◆ TASK DESCRIPTION
Restate each entry below word for word, without skipping any.
━━━
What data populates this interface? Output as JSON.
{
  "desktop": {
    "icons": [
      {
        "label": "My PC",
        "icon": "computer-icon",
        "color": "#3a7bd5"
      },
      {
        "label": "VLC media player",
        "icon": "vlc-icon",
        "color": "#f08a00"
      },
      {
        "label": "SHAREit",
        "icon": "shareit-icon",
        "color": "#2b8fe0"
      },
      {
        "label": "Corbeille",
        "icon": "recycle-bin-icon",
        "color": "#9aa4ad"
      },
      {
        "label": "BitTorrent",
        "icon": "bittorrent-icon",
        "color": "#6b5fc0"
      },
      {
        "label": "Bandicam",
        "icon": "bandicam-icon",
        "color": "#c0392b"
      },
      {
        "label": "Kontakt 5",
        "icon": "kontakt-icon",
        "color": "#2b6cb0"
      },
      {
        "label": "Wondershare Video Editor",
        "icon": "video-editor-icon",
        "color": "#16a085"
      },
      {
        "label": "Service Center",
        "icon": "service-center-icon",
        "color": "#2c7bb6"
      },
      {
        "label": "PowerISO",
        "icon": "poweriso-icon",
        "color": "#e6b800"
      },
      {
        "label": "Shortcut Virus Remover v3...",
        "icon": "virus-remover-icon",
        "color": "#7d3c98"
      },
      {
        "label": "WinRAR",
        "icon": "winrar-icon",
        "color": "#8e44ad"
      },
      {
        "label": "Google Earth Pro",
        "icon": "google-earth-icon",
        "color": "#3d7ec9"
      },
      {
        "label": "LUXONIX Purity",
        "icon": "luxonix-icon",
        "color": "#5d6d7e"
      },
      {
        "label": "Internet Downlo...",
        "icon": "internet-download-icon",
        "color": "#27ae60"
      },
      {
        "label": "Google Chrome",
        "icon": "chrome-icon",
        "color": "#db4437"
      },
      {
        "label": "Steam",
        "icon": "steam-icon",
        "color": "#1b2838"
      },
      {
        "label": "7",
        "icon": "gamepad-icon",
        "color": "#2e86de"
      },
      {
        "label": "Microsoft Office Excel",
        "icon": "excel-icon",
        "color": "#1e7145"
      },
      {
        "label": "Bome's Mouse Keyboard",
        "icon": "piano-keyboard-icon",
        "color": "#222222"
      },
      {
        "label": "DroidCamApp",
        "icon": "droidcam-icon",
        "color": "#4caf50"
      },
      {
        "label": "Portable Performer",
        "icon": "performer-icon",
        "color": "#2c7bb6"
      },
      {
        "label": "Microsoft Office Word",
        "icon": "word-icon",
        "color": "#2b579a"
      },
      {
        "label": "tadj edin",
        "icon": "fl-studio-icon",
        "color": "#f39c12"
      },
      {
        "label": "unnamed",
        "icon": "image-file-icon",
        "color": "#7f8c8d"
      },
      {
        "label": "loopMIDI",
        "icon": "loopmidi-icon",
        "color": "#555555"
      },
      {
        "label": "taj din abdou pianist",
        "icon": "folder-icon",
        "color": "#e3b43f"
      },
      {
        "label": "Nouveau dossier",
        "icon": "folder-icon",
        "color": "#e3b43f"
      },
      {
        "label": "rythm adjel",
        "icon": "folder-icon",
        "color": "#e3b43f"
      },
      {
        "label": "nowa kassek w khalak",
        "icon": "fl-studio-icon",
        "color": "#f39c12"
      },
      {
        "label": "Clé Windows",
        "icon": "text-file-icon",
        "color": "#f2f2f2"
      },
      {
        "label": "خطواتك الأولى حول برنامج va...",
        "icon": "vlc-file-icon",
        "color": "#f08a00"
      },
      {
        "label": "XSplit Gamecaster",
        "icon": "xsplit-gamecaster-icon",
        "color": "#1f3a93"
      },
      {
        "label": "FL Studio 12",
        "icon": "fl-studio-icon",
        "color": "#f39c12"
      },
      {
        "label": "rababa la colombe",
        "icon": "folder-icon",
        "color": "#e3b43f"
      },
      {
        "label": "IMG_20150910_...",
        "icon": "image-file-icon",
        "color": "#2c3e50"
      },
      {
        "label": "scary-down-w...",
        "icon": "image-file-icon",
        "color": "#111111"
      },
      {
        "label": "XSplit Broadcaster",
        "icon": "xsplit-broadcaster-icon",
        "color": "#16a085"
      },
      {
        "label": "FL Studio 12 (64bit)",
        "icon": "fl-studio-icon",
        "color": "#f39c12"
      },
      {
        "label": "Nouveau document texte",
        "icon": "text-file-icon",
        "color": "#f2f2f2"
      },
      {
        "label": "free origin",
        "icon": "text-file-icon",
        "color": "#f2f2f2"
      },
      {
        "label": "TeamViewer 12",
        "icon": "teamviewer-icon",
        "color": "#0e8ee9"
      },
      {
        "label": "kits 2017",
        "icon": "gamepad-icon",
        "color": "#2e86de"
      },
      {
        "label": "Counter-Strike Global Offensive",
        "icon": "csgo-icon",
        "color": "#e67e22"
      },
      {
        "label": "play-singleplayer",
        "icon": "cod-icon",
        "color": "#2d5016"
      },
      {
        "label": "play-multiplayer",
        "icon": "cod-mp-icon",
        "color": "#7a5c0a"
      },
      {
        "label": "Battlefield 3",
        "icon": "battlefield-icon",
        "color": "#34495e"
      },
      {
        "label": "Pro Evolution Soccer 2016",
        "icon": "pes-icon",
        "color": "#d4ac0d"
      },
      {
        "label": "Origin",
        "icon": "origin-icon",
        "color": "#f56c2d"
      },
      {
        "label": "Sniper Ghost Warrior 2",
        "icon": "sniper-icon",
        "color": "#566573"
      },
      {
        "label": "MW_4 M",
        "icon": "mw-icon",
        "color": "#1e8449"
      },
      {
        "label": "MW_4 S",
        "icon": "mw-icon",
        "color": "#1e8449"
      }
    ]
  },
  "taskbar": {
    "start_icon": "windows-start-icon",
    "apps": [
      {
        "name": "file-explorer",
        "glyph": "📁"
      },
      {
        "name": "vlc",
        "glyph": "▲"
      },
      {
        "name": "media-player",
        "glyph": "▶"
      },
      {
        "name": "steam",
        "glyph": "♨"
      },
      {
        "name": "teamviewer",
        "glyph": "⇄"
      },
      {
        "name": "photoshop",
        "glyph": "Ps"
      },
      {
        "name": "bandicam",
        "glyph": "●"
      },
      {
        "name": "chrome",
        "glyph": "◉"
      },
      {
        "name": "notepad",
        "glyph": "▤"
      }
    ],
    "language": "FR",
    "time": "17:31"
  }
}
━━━
◆ WRITTEN SOLUTION
What data populates this interface? Output as JSON.
{
  "desktop": {
    "icons": [
      {
        "label": "My PC",
        "icon": "computer-icon",
        "color": "#3a7bd5"
      },
      {
        "label": "VLC media player",
        "icon": "vlc-icon",
        "color": "#f08a00"
      },
      {
        "label": "SHAREit",
        "icon": "shareit-icon",
        "color": "#2b8fe0"
      },
      {
        "label": "Corbeille",
        "icon": "recycle-bin-icon",
        "color": "#9aa4ad"
      },
      {
        "label": "BitTorrent",
        "icon": "bittorrent-icon",
        "color": "#6b5fc0"
      },
      {
        "label": "Bandicam",
        "icon": "bandicam-icon",
        "color": "#c0392b"
      },
      {
        "label": "Kontakt 5",
        "icon": "kontakt-icon",
        "color": "#2b6cb0"
      },
      {
        "label": "Wondershare Video Editor",
        "icon": "video-editor-icon",
        "color": "#16a085"
      },
      {
        "label": "Service Center",
        "icon": "service-center-icon",
        "color": "#2c7bb6"
      },
      {
        "label": "PowerISO",
        "icon": "poweriso-icon",
        "color": "#e6b800"
      },
      {
        "label": "Shortcut Virus Remover v3...",
        "icon": "virus-remover-icon",
        "color": "#7d3c98"
      },
      {
        "label": "WinRAR",
        "icon": "winrar-icon",
        "color": "#8e44ad"
      },
      {
        "label": "Google Earth Pro",
        "icon": "google-earth-icon",
        "color": "#3d7ec9"
      },
      {
        "label": "LUXONIX Purity",
        "icon": "luxonix-icon",
        "color": "#5d6d7e"
      },
      {
        "label": "Internet Downlo...",
        "icon": "internet-download-icon",
        "color": "#27ae60"
      },
      {
        "label": "Google Chrome",
        "icon": "chrome-icon",
        "color": "#db4437"
      },
      {
        "label": "Steam",
        "icon": "steam-icon",
        "color": "#1b2838"
      },
      {
        "label": "7",
        "icon": "gamepad-icon",
        "color": "#2e86de"
      },
      {
        "label": "Microsoft Office Excel",
        "icon": "excel-icon",
        "color": "#1e7145"
      },
      {
        "label": "Bome's Mouse Keyboard",
        "icon": "piano-keyboard-icon",
        "color": "#222222"
      },
      {
        "label": "DroidCamApp",
        "icon": "droidcam-icon",
        "color": "#4caf50"
      },
      {
        "label": "Portable Performer",
        "icon": "performer-icon",
        "color": "#2c7bb6"
      },
      {
        "label": "Microsoft Office Word",
        "icon": "word-icon",
        "color": "#2b579a"
      },
      {
        "label": "tadj edin",
        "icon": "fl-studio-icon",
        "color": "#f39c12"
      },
      {
        "label": "unnamed",
        "icon": "image-file-icon",
        "color": "#7f8c8d"
      },
      {
        "label": "loopMIDI",
        "icon": "loopmidi-icon",
        "color": "#555555"
      },
      {
        "label": "taj din abdou pianist",
        "icon": "folder-icon",
        "color": "#e3b43f"
      },
      {
        "label": "Nouveau dossier",
        "icon": "folder-icon",
        "color": "#e3b43f"
      },
      {
        "label": "rythm adjel",
        "icon": "folder-icon",
        "color": "#e3b43f"
      },
      {
        "label": "nowa kassek w khalak",
        "icon": "fl-studio-icon",
        "color": "#f39c12"
      },
      {
        "label": "Clé Windows",
        "icon": "text-file-icon",
        "color": "#f2f2f2"
      },
      {
        "label": "خطواتك الأولى حول برنامج va...",
        "icon": "vlc-file-icon",
        "color": "#f08a00"
      },
      {
        "label": "XSplit Gamecaster",
        "icon": "xsplit-gamecaster-icon",
        "color": "#1f3a93"
      },
      {
        "label": "FL Studio 12",
        "icon": "fl-studio-icon",
        "color": "#f39c12"
      },
      {
        "label": "rababa la colombe",
        "icon": "folder-icon",
        "color": "#e3b43f"
      },
      {
        "label": "IMG_20150910_...",
        "icon": "image-file-icon",
        "color": "#2c3e50"
      },
      {
        "label": "scary-down-w...",
        "icon": "image-file-icon",
        "color": "#111111"
      },
      {
        "label": "XSplit Broadcaster",
        "icon": "xsplit-broadcaster-icon",
        "color": "#16a085"
      },
      {
        "label": "FL Studio 12 (64bit)",
        "icon": "fl-studio-icon",
        "color": "#f39c12"
      },
      {
        "label": "Nouveau document texte",
        "icon": "text-file-icon",
        "color": "#f2f2f2"
      },
      {
        "label": "free origin",
        "icon": "text-file-icon",
        "color": "#f2f2f2"
      },
      {
        "label": "TeamViewer 12",
        "icon": "teamviewer-icon",
        "color": "#0e8ee9"
      },
      {
        "label": "kits 2017",
        "icon": "gamepad-icon",
        "color": "#2e86de"
      },
      {
        "label": "Counter-Strike Global Offensive",
        "icon": "csgo-icon",
        "color": "#e67e22"
      },
      {
        "label": "play-singleplayer",
        "icon": "cod-icon",
        "color": "#2d5016"
      },
      {
        "label": "play-multiplayer",
        "icon": "cod-mp-icon",
        "color": "#7a5c0a"
      },
      {
        "label": "Battlefield 3",
        "icon": "battlefield-icon",
        "color": "#34495e"
      },
      {
        "label": "Pro Evolution Soccer 2016",
        "icon": "pes-icon",
        "color": "#d4ac0d"
      },
      {
        "label": "Origin",
        "icon": "origin-icon",
        "color": "#f56c2d"
      },
      {
        "label": "Sniper Ghost Warrior 2",
        "icon": "sniper-icon",
        "color": "#566573"
      },
      {
        "label": "MW_4 M",
        "icon": "mw-icon",
        "color": "#1e8449"
      },
      {
        "label": "MW_4 S",
        "icon": "mw-icon",
        "color": "#1e8449"
      }
    ]
  },
  "taskbar": {
    "start_icon": "windows-start-icon",
    "apps": [
      {
        "name": "file-explorer",
        "glyph": "📁"
      },
      {
        "name": "vlc",
        "glyph": "▲"
      },
      {
        "name": "media-player",
        "glyph": "▶"
      },
      {
        "name": "steam",
        "glyph": "♨"
      },
      {
        "name": "teamviewer",
        "glyph": "⇄"
      },
      {
        "name": "photoshop",
        "glyph": "Ps"
      },
      {
        "name": "bandicam",
        "glyph": "●"
      },
      {
        "name": "chrome",
        "glyph": "◉"
      },
      {
        "name": "notepad",
        "glyph": "▤"
      }
    ],
    "language": "FR",
    "time": "17:31"
  }
}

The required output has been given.